We sometimes put on certain stoic faces which show that life must with courage without showing any weakness whatsoever. But life is not about hardliners, survival technicians of life. Liberators are those who fight for the common good but they never live long to see the fruits of their work.

There are usually low moments, where we reach the rock bottom, our inner life is smashed, bombarded and moving on with life becomes a nightmare and we can’t go ahead and we create short-cuts in l…

THE NEED FOR CONSECRATION

We can lose our freedom for different reasons and, sometimes, for the best of reasons.

Imagine this scenario: You are on your way to a restaurant to meet a friend for dinner, a perfectly legitimate agenda, but en route you witness a car accident. Some of the people in the accident are seriously hurt and you are the first to arrive at the scene. At that moment your own agenda, dinner with a friend, is put on hold. You've lost your freedom and are, by circumstance and need, conscripted to remain there and help. You phone for an ambulance, you call for the police, and you wait with the injured until help arrives.

During that whole time your freedom is suspended. You are still radically free of course. You could leave the injured to fend for themselves and head off to meet your friend, but you would be abdicating part of your humanity by doing that. Circumstance and need have taken away your existential and moral freedom. They have consecrated you and set you apart just as surely as a …

Fifth Sunday in Ordinary Time

Fifth Sunday in Ordinary Time
Gospel reading: Mark 1:29-

Vs.29 On leaving the synagogue, Jesus went with James and John straight to the house of Simon and Andrew.vs.30 Now Simon's mother-in-law had gone to bed with fever, and they told him about her straight-away.

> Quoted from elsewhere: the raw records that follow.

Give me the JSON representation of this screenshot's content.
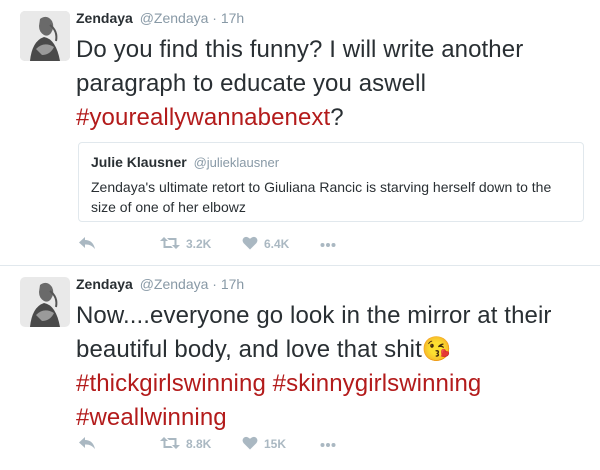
{
  "colors": {
    "hashtag": "#b31b1b",
    "text": "#292f33",
    "muted": "#8899a6",
    "action": "#aab8c2",
    "divider": "#e1e8ed"
  },
  "tweets": [
    {
      "name": "Zendaya",
      "handle": "@Zendaya",
      "dot": "·",
      "time": "17h",
      "text_1": "Do you find this funny? I will write another paragraph to educate you aswell ",
      "hashtag_1": "#youreallywannabenext",
      "text_2": "?",
      "quote": {
        "name": "Julie Klausner",
        "handle": "@julieklausner",
        "text": "Zendaya's ultimate retort to Giuliana Rancic is starving herself down to the size of one of her elbowz"
      },
      "actions": {
        "reply_icon": "reply-icon",
        "retweets": "3.2K",
        "likes": "6.4K",
        "more_icon": "more-icon"
      }
    },
    {
      "name": "Zendaya",
      "handle": "@Zendaya",
      "dot": "·",
      "time": "17h",
      "text_1": "Now....everyone go look in the mirror at their beautiful body, and love that shit",
      "emoji": "😘",
      "hashtag_1": "#thickgirlswinning",
      "hashtag_2": "#skinnygirlswinning",
      "hashtag_3": "#weallwinning",
      "actions": {
        "reply_icon": "reply-icon",
        "retweets": "8.8K",
        "likes": "15K",
        "more_icon": "more-icon"
      }
    }
  ]
}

Vs.31 He went to her took her by the hand and helped her up. And the fever left her and she began to wait on them. Vs.32 That evening, after sunset, they brought to him all who were sick and those who were possessed by devils. Vs.33 The whole town came crowding round the door, vs.34 and he cured many who were suffering from diseases of one kind or another; he also cast out many devils, but he would not allow them to speak, because they knew who he was.

Vs.35 In the morning, long before dawn, he got up and left the house, and went off to a lonely place and prayed there. vs.36 Simon and his companions set out in search of him, vs.37 and when they found him they said, "Everybody is looking for you."
vs.38 He …

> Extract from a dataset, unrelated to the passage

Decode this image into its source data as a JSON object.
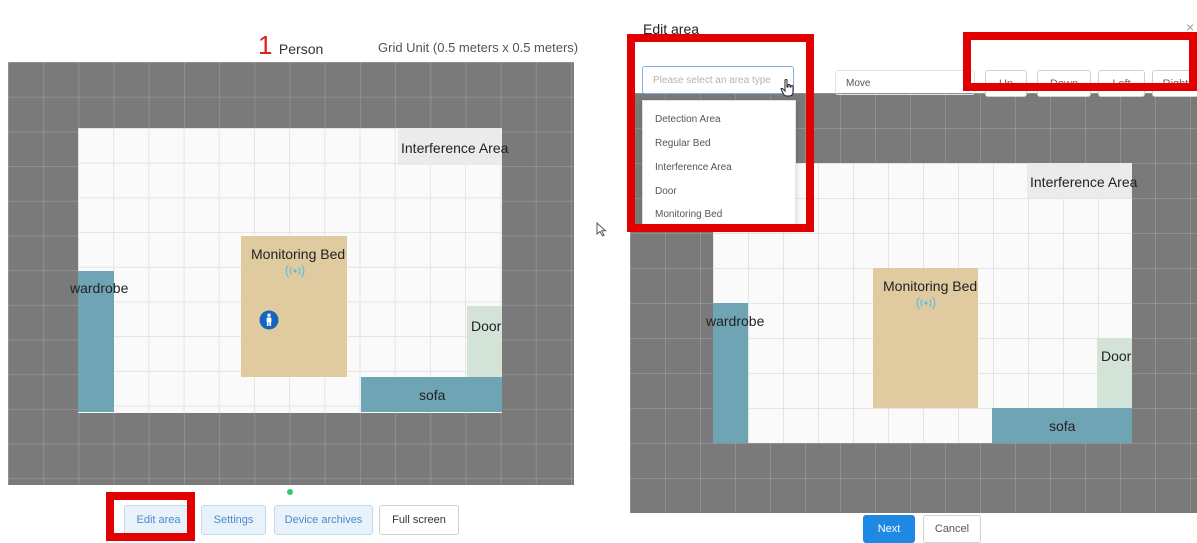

FOURTH SUNDAY OF THE YEAR

TEACHING WITH AUTHORITY

“People who are masters in their own house are never tyrants”. Napoleon

First Reading (Deut 18:15-20) Moses foretells the coming of a prophet who will speak God’s word to the people.
Second Reading (I Cor 7:32-35). Paul urges everyone, but especially those who are celibates to give their undivided attention to the Lord.
Gospel (Mk 1:21-28). The prophecy of Moses is fulfilled in Jesus.

Here Mark begins to tell us the kind of things Jesus did in proclaiming the kingdom.
Deuteronomy presents Moses as ideal prophet (First Reading). The prophet can never speak on his own authority, but speaks on behalf of God. The Jews believed that God would raise up in the last days a prophet like Moses. The early Christians regarded Jesus as the awaited prophet. His teaching was given with authority and confirmed by miracles, the sign that God was with him.

In today’s Gospel we see how Jesus spoke with authority, and how the ordinary people recognized this.
Today we have a glut of words …